* [DIRECTIONS FOR THIS TASK] An identical copy of the listing below is all the answer should contain.

* [SUPPLIED MATERIAL]
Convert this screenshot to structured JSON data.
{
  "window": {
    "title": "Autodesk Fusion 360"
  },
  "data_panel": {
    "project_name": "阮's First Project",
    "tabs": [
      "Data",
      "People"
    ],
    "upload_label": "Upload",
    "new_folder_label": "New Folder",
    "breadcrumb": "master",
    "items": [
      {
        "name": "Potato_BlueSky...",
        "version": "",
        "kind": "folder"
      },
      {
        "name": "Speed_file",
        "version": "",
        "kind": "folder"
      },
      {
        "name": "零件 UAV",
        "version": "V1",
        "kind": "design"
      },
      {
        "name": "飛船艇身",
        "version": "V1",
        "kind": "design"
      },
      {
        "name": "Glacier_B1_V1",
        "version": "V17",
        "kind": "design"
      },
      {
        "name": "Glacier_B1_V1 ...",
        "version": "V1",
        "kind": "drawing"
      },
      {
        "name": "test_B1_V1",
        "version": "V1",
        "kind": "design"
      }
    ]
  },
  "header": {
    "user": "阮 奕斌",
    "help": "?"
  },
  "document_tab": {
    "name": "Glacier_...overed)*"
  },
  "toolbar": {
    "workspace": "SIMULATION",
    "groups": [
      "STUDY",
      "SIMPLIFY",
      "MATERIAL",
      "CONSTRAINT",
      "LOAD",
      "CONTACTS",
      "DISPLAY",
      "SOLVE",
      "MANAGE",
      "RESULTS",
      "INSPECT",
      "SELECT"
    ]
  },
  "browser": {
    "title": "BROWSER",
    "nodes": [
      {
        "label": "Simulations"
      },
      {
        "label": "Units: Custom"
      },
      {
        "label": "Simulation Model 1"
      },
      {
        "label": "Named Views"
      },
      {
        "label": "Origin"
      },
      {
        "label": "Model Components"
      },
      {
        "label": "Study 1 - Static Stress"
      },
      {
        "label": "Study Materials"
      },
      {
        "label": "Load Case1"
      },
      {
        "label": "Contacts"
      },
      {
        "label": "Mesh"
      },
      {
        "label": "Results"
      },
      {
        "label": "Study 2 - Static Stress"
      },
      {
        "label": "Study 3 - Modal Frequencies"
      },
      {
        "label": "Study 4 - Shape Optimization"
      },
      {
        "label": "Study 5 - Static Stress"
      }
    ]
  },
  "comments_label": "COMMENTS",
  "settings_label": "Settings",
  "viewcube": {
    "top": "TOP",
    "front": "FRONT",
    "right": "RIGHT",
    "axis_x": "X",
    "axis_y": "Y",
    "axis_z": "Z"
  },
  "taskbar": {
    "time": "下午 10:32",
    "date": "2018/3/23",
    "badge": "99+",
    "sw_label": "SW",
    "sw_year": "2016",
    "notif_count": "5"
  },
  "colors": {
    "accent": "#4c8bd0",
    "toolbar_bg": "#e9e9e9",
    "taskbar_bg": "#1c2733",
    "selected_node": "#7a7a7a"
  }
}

* [RESULT OF THIS EXERCISE]
Convert this screenshot to structured JSON data.
{
  "window": {
    "title": "Autodesk Fusion 360"
  },
  "data_panel": {
    "project_name": "阮's First Project",
    "tabs": [
      "Data",
      "People"
    ],
    "upload_label": "Upload",
    "new_folder_label": "New Folder",
    "breadcrumb": "master",
    "items": [
      {
        "name": "Potato_BlueSky...",
        "version": "",
        "kind": "folder"
      },
      {
        "name": "Speed_file",
        "version": "",
        "kind": "folder"
      },
      {
        "name": "零件 UAV",
        "version": "V1",
        "kind": "design"
      },
      {
        "name": "飛船艇身",
        "version": "V1",
        "kind": "design"
      },
      {
        "name": "Glacier_B1_V1",
        "version": "V17",
        "kind": "design"
      },
      {
        "name": "Glacier_B1_V1 ...",
        "version": "V1",
        "kind": "drawing"
      },
      {
        "name": "test_B1_V1",
        "version": "V1",
        "kind": "design"
      }
    ]
  },
  "header": {
    "user": "阮 奕斌",
    "help": "?"
  },
  "document_tab": {
    "name": "Glacier_...overed)*"
  },
  "toolbar": {
    "workspace": "SIMULATION",
    "groups": [
      "STUDY",
      "SIMPLIFY",
      "MATERIAL",
      "CONSTRAINT",
      "LOAD",
      "CONTACTS",
      "DISPLAY",
      "SOLVE",
      "MANAGE",
      "RESULTS",
      "INSPECT",
      "SELECT"
    ]
  },
  "browser": {
    "title": "BROWSER",
    "nodes": [
      {
        "label": "Simulations"
      },
      {
        "label": "Units: Custom"
      },
      {
        "label": "Simulation Model 1"
      },
      {
        "label": "Named Views"
      },
      {
        "label": "Origin"
      },
      {
        "label": "Model Components"
      },
      {
        "label": "Study 1 - Static Stress"
      },
      {
        "label": "Study Materials"
      },
      {
        "label": "Load Case1"
      },
      {
        "label": "Contacts"
      },
      {
        "label": "Mesh"
      },
      {
        "label": "Results"
      },
      {
        "label": "Study 2 - Static Stress"
      },
      {
        "label": "Study 3 - Modal Frequencies"
      },
      {
        "label": "Study 4 - Shape Optimization"
      },
      {
        "label": "Study 5 - Static Stress"
      }
    ]
  },
  "comments_label": "COMMENTS",
  "settings_label": "Settings",
  "viewcube": {
    "top": "TOP",
    "front": "FRONT",
    "right": "RIGHT",
    "axis_x": "X",
    "axis_y": "Y",
    "axis_z": "Z"
  },
  "taskbar": {
    "time": "下午 10:32",
    "date": "2018/3/23",
    "badge": "99+",
    "sw_label": "SW",
    "sw_year": "2016",
    "notif_count": "5"
  },
  "colors": {
    "accent": "#4c8bd0",
    "toolbar_bg": "#e9e9e9",
    "taskbar_bg": "#1c2733",
    "selected_node": "#7a7a7a"
  }
}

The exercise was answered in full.